*** RECORDS FOR THE EXERCISE ***

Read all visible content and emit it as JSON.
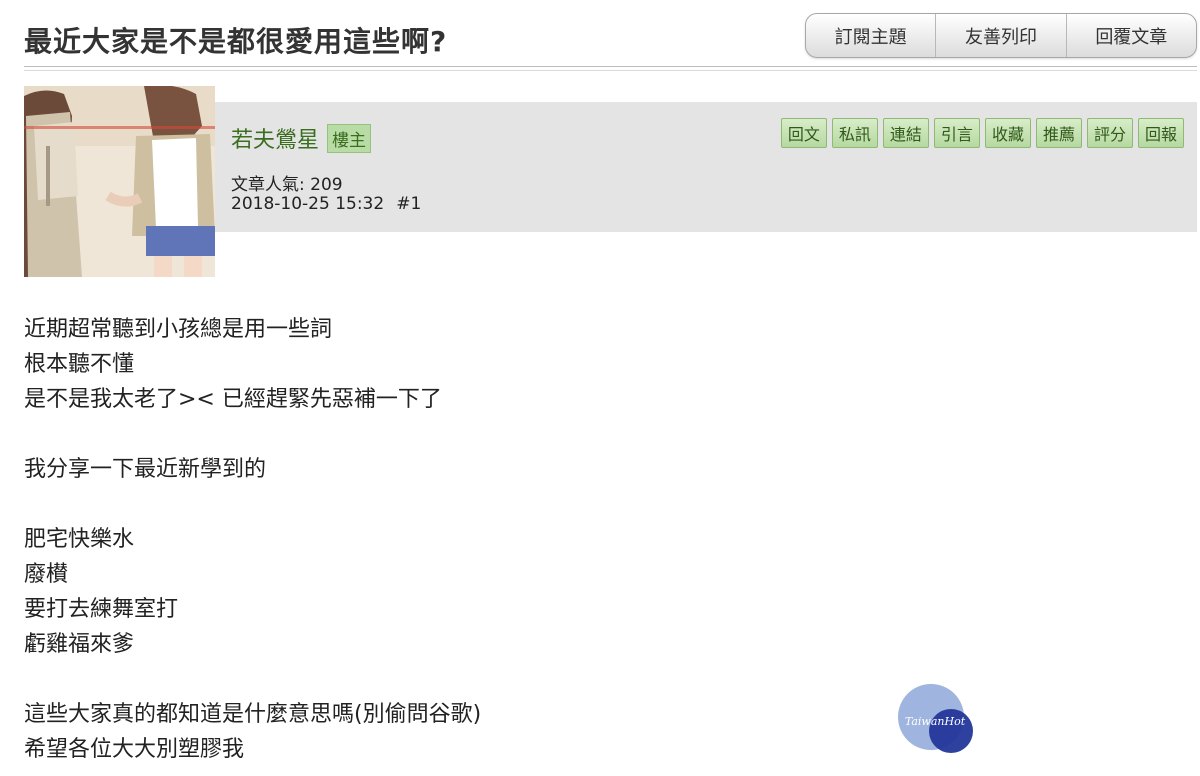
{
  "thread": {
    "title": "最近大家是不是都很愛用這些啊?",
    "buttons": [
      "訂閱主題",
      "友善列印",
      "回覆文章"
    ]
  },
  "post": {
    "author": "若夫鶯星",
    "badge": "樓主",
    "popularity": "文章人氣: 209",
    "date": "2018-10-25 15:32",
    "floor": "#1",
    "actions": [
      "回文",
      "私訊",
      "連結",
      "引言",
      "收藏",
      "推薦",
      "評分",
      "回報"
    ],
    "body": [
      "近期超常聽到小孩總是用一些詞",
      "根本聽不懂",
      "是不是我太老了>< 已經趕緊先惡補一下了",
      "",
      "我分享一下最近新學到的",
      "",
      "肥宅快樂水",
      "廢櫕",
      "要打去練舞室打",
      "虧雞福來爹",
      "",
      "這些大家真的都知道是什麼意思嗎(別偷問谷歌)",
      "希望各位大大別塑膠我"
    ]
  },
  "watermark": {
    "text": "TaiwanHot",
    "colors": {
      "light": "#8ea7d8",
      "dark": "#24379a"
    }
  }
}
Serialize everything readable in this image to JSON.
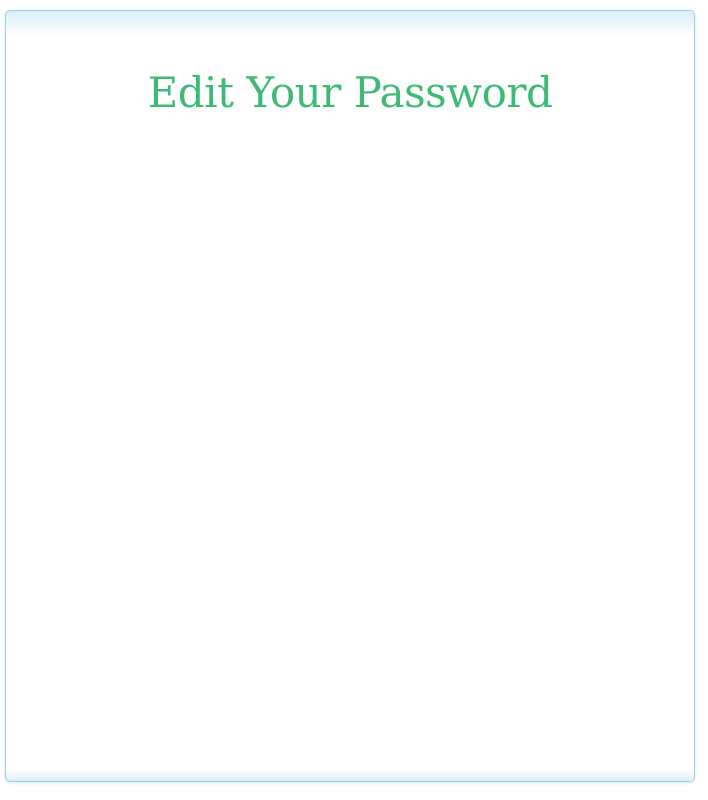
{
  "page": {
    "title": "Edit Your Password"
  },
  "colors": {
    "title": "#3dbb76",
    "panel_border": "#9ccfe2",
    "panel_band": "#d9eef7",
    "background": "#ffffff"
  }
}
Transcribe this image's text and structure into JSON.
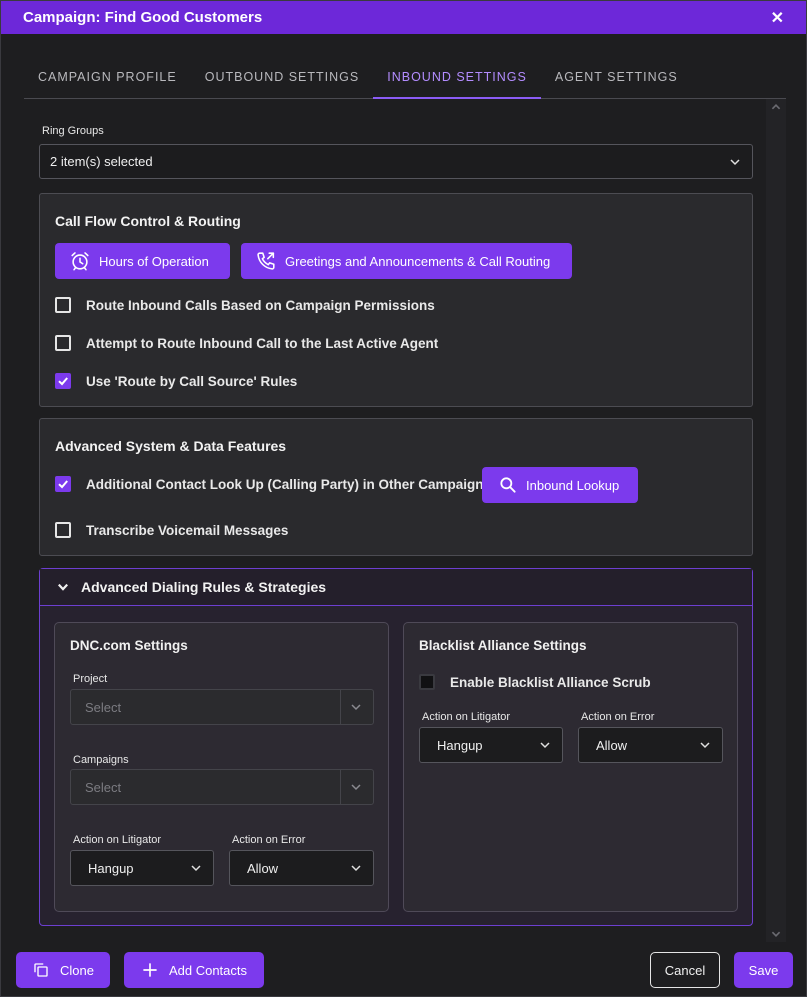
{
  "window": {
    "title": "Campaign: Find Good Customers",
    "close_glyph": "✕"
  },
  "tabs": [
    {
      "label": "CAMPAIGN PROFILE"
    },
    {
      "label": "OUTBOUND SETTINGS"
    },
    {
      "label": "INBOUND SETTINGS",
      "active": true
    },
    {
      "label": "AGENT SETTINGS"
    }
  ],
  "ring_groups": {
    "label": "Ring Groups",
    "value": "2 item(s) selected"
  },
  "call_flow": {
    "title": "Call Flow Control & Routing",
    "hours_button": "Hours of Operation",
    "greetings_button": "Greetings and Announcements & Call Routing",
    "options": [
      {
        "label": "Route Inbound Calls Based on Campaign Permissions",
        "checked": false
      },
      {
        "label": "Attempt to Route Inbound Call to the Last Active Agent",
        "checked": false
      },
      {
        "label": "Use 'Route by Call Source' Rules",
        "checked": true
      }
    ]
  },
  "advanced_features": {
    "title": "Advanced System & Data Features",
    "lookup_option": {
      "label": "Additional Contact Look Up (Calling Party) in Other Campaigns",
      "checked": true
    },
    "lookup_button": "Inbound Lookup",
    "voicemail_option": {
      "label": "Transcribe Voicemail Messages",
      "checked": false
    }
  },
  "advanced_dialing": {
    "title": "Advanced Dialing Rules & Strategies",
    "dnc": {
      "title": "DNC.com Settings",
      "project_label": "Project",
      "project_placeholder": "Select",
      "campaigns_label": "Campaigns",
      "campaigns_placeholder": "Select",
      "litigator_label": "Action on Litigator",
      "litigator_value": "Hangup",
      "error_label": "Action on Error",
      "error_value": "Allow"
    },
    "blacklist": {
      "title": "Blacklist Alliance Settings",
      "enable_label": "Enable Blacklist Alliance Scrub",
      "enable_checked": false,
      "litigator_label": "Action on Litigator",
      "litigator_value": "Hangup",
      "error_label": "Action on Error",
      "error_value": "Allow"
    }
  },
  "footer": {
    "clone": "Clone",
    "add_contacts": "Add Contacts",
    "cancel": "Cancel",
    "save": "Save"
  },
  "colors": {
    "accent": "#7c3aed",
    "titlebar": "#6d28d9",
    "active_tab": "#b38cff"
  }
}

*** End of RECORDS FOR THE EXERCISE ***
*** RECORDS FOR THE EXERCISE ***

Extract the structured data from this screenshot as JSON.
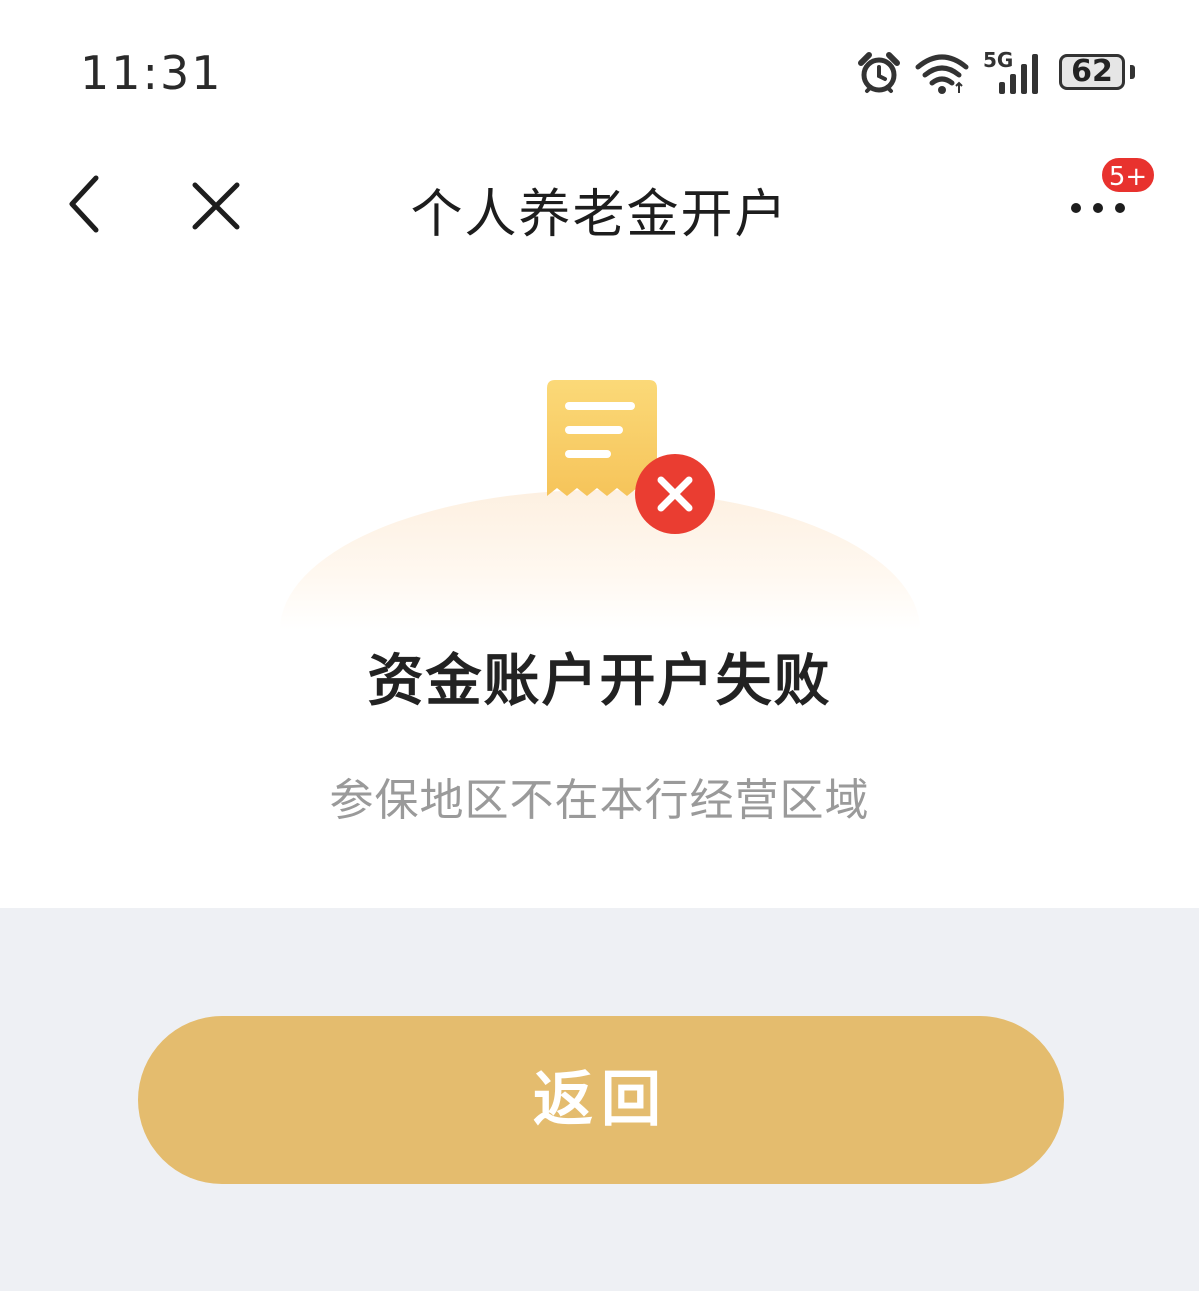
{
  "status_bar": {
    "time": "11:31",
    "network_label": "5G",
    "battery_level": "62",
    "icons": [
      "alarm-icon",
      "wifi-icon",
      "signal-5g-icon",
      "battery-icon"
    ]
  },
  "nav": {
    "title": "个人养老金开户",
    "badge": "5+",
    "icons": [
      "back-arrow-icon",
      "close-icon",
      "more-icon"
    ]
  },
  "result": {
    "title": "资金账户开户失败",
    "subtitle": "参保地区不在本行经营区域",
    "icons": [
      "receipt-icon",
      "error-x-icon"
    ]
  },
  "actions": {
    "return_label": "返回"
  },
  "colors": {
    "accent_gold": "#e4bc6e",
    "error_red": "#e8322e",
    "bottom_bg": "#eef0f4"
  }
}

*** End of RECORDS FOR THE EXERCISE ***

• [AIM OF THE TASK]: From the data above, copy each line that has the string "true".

• [EXPECTED ANSWER]:
      "active": true
        "checked": true
      "checked": true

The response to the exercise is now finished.